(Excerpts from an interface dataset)
Content starts

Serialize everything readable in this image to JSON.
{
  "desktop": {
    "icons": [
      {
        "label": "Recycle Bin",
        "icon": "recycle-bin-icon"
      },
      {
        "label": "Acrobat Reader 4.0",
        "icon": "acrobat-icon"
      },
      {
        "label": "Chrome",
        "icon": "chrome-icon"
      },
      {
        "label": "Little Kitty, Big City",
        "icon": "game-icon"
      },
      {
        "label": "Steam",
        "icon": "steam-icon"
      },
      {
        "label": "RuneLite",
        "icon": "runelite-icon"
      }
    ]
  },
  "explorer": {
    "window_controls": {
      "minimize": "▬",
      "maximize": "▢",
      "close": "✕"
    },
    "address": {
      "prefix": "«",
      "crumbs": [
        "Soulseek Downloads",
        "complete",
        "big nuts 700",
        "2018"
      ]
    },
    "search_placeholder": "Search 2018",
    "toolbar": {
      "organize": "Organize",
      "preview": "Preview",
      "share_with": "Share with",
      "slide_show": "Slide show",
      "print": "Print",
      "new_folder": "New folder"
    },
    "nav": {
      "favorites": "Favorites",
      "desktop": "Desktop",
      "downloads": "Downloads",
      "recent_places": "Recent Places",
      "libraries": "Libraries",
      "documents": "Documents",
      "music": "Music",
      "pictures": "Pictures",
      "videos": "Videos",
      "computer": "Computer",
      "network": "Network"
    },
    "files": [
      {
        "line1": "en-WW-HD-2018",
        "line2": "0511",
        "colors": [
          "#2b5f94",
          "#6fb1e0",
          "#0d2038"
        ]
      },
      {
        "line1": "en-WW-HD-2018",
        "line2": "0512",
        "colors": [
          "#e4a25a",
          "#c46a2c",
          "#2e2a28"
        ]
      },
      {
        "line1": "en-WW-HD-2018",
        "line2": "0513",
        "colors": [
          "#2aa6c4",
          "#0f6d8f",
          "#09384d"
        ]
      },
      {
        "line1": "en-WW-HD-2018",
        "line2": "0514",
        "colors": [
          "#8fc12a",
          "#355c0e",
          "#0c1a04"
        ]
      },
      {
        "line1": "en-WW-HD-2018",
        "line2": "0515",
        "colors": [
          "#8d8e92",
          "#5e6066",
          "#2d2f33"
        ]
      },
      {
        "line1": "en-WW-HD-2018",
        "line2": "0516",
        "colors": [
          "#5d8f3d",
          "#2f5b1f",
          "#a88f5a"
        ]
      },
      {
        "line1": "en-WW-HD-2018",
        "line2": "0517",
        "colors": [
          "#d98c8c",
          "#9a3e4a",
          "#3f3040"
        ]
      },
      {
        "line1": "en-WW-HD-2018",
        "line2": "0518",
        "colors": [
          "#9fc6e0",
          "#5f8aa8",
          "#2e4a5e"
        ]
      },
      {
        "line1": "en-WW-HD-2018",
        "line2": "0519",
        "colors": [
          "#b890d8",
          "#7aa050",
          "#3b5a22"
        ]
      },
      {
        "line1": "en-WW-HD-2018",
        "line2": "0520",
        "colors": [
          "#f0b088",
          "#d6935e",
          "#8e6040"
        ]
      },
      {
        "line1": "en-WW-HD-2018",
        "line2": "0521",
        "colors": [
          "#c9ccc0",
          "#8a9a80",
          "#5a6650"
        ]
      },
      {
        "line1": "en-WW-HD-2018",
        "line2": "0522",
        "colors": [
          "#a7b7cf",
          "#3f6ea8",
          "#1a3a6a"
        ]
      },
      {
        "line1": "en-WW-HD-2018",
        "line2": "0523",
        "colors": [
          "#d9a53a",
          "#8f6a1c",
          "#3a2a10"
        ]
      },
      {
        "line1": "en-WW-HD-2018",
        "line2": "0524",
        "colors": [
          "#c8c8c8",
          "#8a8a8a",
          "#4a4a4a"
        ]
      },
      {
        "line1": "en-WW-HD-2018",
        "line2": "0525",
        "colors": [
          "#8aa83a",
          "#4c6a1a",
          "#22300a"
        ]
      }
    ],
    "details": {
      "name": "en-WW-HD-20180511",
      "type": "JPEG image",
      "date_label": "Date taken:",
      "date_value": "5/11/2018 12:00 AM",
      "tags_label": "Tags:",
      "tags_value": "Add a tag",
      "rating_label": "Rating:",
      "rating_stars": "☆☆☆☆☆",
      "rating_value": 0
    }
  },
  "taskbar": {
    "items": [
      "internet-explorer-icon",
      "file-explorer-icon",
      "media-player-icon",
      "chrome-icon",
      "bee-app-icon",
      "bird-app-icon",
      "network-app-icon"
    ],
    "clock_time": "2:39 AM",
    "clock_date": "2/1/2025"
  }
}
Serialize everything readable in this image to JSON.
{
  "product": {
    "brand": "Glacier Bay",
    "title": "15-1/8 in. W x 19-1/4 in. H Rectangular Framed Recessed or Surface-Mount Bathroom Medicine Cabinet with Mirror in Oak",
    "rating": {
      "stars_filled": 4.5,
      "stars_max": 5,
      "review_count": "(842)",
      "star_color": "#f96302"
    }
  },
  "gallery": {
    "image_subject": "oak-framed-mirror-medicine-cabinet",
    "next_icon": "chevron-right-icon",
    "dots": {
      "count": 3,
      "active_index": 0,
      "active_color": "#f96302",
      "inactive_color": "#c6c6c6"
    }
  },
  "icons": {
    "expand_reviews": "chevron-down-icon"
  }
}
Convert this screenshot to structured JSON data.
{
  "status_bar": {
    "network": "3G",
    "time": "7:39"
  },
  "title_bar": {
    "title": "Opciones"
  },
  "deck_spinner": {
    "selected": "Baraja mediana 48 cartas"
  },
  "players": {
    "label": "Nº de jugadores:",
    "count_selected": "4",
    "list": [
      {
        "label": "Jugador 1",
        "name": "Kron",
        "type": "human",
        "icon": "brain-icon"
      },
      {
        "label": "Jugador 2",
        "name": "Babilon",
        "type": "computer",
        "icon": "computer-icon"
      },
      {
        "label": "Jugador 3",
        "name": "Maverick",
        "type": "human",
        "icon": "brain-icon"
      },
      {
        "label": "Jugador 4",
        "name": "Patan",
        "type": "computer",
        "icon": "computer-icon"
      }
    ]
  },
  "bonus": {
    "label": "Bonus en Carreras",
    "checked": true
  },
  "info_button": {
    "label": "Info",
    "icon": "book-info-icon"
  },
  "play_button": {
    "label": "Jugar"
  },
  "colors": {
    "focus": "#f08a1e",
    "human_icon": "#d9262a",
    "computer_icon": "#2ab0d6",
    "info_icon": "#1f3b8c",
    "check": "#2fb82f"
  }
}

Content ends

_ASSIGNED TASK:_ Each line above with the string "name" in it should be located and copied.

_ANSWER SECTION:_
      "name": "en-WW-HD-20180511",
        "name": "Kron",
        "name": "Babilon",
        "name": "Maverick",
        "name": "Patan",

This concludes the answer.